  • Addressing an “urgent need” for digital nurse and midwife leaders to provide expertise to integrated care boards; and
  • Significantly expanding digital skills training for student nurses and midwives.

Health Education England, which merged with NHSE last year, commissioned the review in 2022. It was led by former NHSX chief nursing information officer Natasha Phillips and Jeanette Ives Erickson, chief nurse emerita at Massachusetts General Hospital in the US.

The year-long review was due to be published in spring 2023, but NHSE has not released it and declined to say why. HSJ understands the review is unlikely to be released any time soon. 

New skills needed 

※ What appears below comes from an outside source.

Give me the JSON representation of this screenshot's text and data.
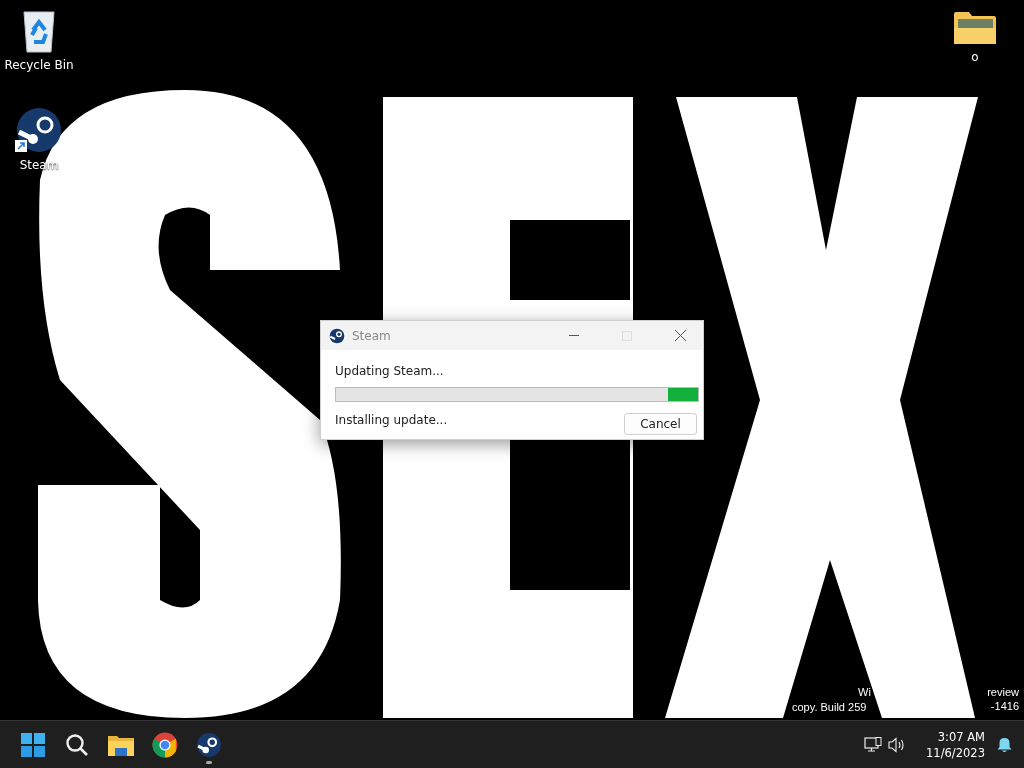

The review said the English NHS’s estimated 370,000 nurses and midwives all need new skills and competencies in evolving areas such as genomics, artificial intelligence, data science, research and innovation. Currently, these competencies are “poorly understood” and an “education gap” exists for a “large proportion of the workforce”.

The review recommended that “digital learning” should be integrated into curricula for pre-registration nursing and midwifery education so the professions are “prepared to practice in a digitally enabled healthcare environment”.

This would include students accessing a standardised simulated electronic patient record system, undergoing clinical placements with digital nurses specialist teams, data teams and virtual wards, and learning principles for using AI, digital technology and data.

Digital passport 

The review also recommended its proposed national board roll out a “competency framework”. This framework could then potentially be used to establish a digital passport setting out every nurse and midwife’s digital abilities, offering employers “clarity of current competency level[s] and inform[ing] training needs”.

The review also urged policymakers to consider the “unique role” nurses and midwives can play at the intersection of care delivery and operational management.

It highlighted that nurses “remain the most trusted profession” in the NHS and are therefore “perfectly positioned” to support, educate and empower patients to make decisions about the use of their medical records and population health initiatives.

Sharing expertise  

The review also highlighted an “urgent need” for digital nurse and midwife leaders to share their expertise at the ICB level to “inform systemwide digital transformation plans and data sharing policies”.

In the medium term, it recommended there should be an “established and well-embedded digital nursing and midwifery team throughout each [integrated care system], rather than situating practitioners solely in acute trusts”. The long-term vision would then be for every nurse and midwife in the health and care system to be “digitally enabled, as system-based digital solutions and data sharing become commonplace”.

It warned that “digital transformation for nurses and midwives cannot come soon enough” as the pace of technological developments shows no sign of slowing down in areas such as genomics and AI.

The review predicted that – within five years – nurses and midwives will be offering genetic counselling more routinely for individualised health concerns and referring people to specialist screening programmes.

This means there will be a longer-term need for nurses and midwives to know how to access genomic family history data from EPR systems to “inform their shared care decisions with people”.

This can be achieved by giving nurses and midwives a “broad understanding” of genomics in the context of personalised medicine, family histories and referral pathways, with genomics training made mandatory for registered nurses and midwives as part of their practice.

The review flagged the importance of current and future nurses and midwives being “confident” in integrating AI technologies into their practice, with AI principles also included in pre-registration training and education.

NHSE declined to comment.